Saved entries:
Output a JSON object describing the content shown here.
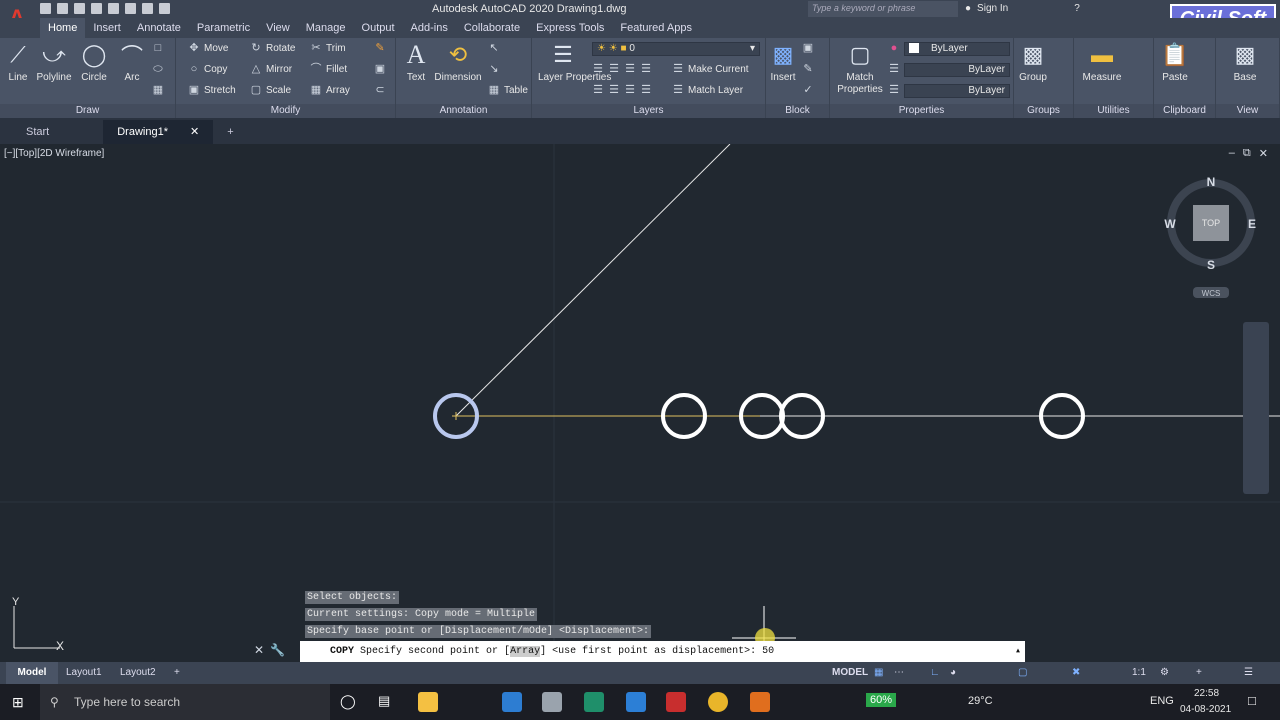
{
  "app": {
    "logo_letter": "A",
    "title": "Autodesk AutoCAD 2020    Drawing1.dwg",
    "search_placeholder": "Type a keyword or phrase",
    "sign_in": "Sign In",
    "brand_logo": "Civil Soft"
  },
  "tabs": [
    "Home",
    "Insert",
    "Annotate",
    "Parametric",
    "View",
    "Manage",
    "Output",
    "Add-ins",
    "Collaborate",
    "Express Tools",
    "Featured Apps"
  ],
  "ribbon": {
    "draw": {
      "title": "Draw",
      "line": "Line",
      "polyline": "Polyline",
      "circle": "Circle",
      "arc": "Arc"
    },
    "modify": {
      "title": "Modify",
      "move": "Move",
      "rotate": "Rotate",
      "trim": "Trim",
      "copy": "Copy",
      "mirror": "Mirror",
      "fillet": "Fillet",
      "stretch": "Stretch",
      "scale": "Scale",
      "array": "Array"
    },
    "annotation": {
      "title": "Annotation",
      "text": "Text",
      "dimension": "Dimension",
      "table": "Table"
    },
    "layers": {
      "title": "Layers",
      "layer_properties": "Layer Properties",
      "current_layer": "0",
      "make_current": "Make Current",
      "match_layer": "Match Layer"
    },
    "block": {
      "title": "Block",
      "insert": "Insert"
    },
    "properties": {
      "title": "Properties",
      "match_properties": "Match Properties",
      "color": "ByLayer",
      "linetype": "ByLayer",
      "lineweight": "ByLayer"
    },
    "groups": {
      "title": "Groups",
      "group": "Group"
    },
    "utilities": {
      "title": "Utilities",
      "measure": "Measure"
    },
    "clipboard": {
      "title": "Clipboard",
      "paste": "Paste"
    },
    "view": {
      "title": "View",
      "base": "Base"
    }
  },
  "file_tabs": {
    "start": "Start",
    "drawing": "Drawing1*"
  },
  "viewport": {
    "label": "[−][Top][2D Wireframe]",
    "compass": {
      "n": "N",
      "s": "S",
      "e": "E",
      "w": "W",
      "top": "TOP",
      "wcs": "WCS"
    }
  },
  "command": {
    "history": [
      "Select objects:",
      "Current settings:  Copy mode = Multiple",
      "Specify base point or [Displacement/mOde] <Displacement>:"
    ],
    "prompt_cmd": "COPY",
    "prompt_pre": "Specify second point or [",
    "prompt_opt": "Array",
    "prompt_post": "] <use first point as displacement>:",
    "input_value": "50"
  },
  "layouts": [
    "Model",
    "Layout1",
    "Layout2"
  ],
  "status": {
    "model": "MODEL",
    "scale": "1:1"
  },
  "taskbar": {
    "search": "Type here to search",
    "battery": "60%",
    "temp": "29°C",
    "lang": "ENG",
    "time": "22:58",
    "date": "04-08-2021"
  }
}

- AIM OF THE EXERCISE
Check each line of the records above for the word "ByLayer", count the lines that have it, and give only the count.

- RESPONSE
3